> Task to carry out
Every record below needs to be retyped exactly as it appears.

(Dataset rows for apps and sites)
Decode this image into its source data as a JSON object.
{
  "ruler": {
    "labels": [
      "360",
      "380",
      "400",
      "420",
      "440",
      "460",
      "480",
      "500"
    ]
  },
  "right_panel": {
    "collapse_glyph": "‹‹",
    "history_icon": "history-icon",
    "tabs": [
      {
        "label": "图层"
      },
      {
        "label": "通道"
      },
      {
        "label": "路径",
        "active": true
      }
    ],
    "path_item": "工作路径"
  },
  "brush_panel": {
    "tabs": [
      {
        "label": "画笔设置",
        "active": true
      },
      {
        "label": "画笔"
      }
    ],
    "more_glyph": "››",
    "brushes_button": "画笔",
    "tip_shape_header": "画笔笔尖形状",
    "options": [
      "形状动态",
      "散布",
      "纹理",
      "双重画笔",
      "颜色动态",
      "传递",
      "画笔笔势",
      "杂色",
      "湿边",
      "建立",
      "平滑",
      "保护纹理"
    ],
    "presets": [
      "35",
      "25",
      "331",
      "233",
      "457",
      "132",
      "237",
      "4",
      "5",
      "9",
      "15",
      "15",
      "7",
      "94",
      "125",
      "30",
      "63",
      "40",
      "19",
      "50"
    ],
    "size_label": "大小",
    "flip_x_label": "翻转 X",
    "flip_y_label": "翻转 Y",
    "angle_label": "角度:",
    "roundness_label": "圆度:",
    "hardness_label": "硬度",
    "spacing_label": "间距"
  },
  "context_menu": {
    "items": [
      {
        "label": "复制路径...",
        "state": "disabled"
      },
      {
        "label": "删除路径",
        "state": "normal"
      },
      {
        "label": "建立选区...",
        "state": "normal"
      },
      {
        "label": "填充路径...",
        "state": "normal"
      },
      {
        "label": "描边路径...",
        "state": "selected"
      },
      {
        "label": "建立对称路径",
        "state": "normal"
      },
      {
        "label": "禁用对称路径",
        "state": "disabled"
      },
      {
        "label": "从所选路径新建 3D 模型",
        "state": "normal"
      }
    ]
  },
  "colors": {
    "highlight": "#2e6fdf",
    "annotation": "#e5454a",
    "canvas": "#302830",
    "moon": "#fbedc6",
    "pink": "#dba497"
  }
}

> Completed exercise
Decode this image into its source data as a JSON object.
{
  "ruler": {
    "labels": [
      "360",
      "380",
      "400",
      "420",
      "440",
      "460",
      "480",
      "500"
    ]
  },
  "right_panel": {
    "collapse_glyph": "‹‹",
    "history_icon": "history-icon",
    "tabs": [
      {
        "label": "图层"
      },
      {
        "label": "通道"
      },
      {
        "label": "路径",
        "active": true
      }
    ],
    "path_item": "工作路径"
  },
  "brush_panel": {
    "tabs": [
      {
        "label": "画笔设置",
        "active": true
      },
      {
        "label": "画笔"
      }
    ],
    "more_glyph": "››",
    "brushes_button": "画笔",
    "tip_shape_header": "画笔笔尖形状",
    "options": [
      "形状动态",
      "散布",
      "纹理",
      "双重画笔",
      "颜色动态",
      "传递",
      "画笔笔势",
      "杂色",
      "湿边",
      "建立",
      "平滑",
      "保护纹理"
    ],
    "presets": [
      "35",
      "25",
      "331",
      "233",
      "457",
      "132",
      "237",
      "4",
      "5",
      "9",
      "15",
      "15",
      "7",
      "94",
      "125",
      "30",
      "63",
      "40",
      "19",
      "50"
    ],
    "size_label": "大小",
    "flip_x_label": "翻转 X",
    "flip_y_label": "翻转 Y",
    "angle_label": "角度:",
    "roundness_label": "圆度:",
    "hardness_label": "硬度",
    "spacing_label": "间距"
  },
  "context_menu": {
    "items": [
      {
        "label": "复制路径...",
        "state": "disabled"
      },
      {
        "label": "删除路径",
        "state": "normal"
      },
      {
        "label": "建立选区...",
        "state": "normal"
      },
      {
        "label": "填充路径...",
        "state": "normal"
      },
      {
        "label": "描边路径...",
        "state": "selected"
      },
      {
        "label": "建立对称路径",
        "state": "normal"
      },
      {
        "label": "禁用对称路径",
        "state": "disabled"
      },
      {
        "label": "从所选路径新建 3D 模型",
        "state": "normal"
      }
    ]
  },
  "colors": {
    "highlight": "#2e6fdf",
    "annotation": "#e5454a",
    "canvas": "#302830",
    "moon": "#fbedc6",
    "pink": "#dba497"
  }
}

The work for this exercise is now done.